- [Input data]
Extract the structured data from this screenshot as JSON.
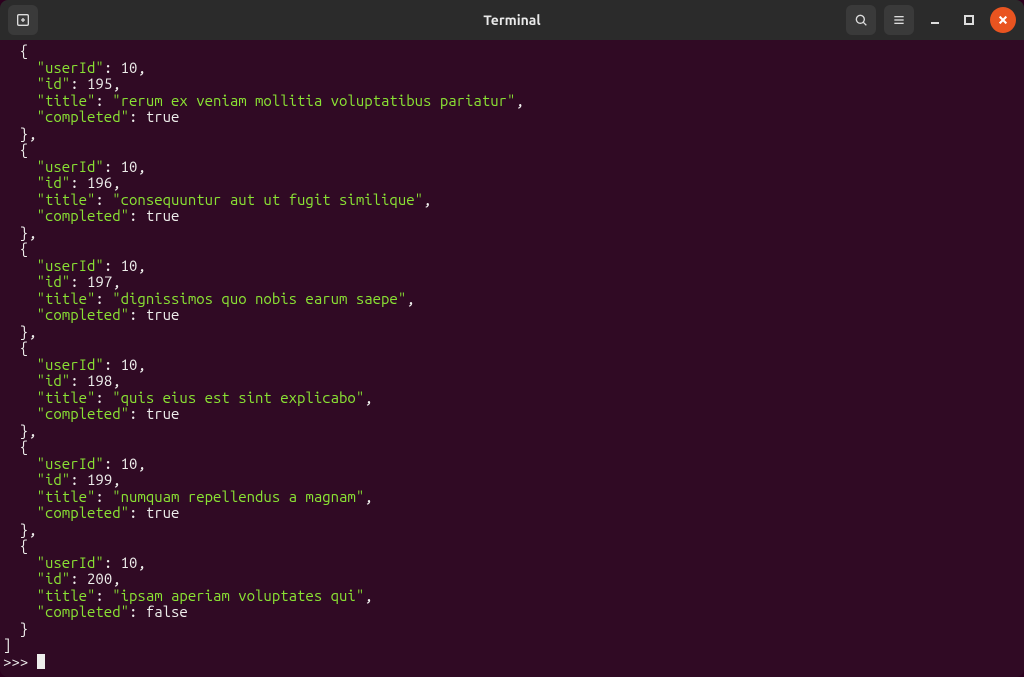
{
  "window": {
    "title": "Terminal"
  },
  "icons": {
    "new_tab": "new-tab-icon",
    "search": "search-icon",
    "menu": "hamburger-icon",
    "minimize": "minimize-icon",
    "maximize": "maximize-icon",
    "close": "close-icon"
  },
  "prompt": ">>> ",
  "bracket_line": "]",
  "field_labels": {
    "userId": "userId",
    "id": "id",
    "title": "title",
    "completed": "completed"
  },
  "records": [
    {
      "userId": 10,
      "id": 195,
      "title": "rerum ex veniam mollitia voluptatibus pariatur",
      "completed": true
    },
    {
      "userId": 10,
      "id": 196,
      "title": "consequuntur aut ut fugit similique",
      "completed": true
    },
    {
      "userId": 10,
      "id": 197,
      "title": "dignissimos quo nobis earum saepe",
      "completed": true
    },
    {
      "userId": 10,
      "id": 198,
      "title": "quis eius est sint explicabo",
      "completed": true
    },
    {
      "userId": 10,
      "id": 199,
      "title": "numquam repellendus a magnam",
      "completed": true
    },
    {
      "userId": 10,
      "id": 200,
      "title": "ipsam aperiam voluptates qui",
      "completed": false
    }
  ]
}
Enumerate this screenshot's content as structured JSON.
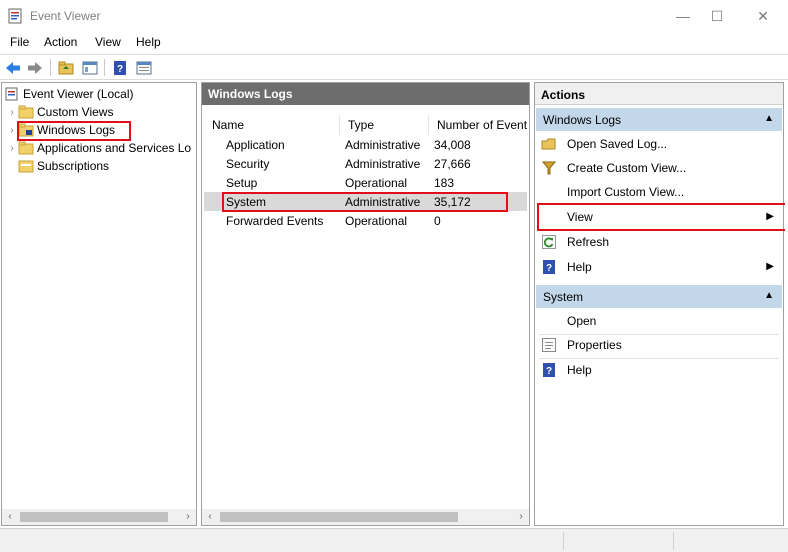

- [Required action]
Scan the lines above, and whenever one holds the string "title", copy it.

- [Solution for this problem]
    "title": "Terminal"
    "title": "title",
      "title": "rerum ex veniam mollitia voluptatibus pariatur",
      "title": "consequuntur aut ut fugit similique",
      "title": "dignissimos quo nobis earum saepe",
      "title": "quis eius est sint explicabo",
      "title": "numquam repellendus a magnam",
      "title": "ipsam aperiam voluptates qui",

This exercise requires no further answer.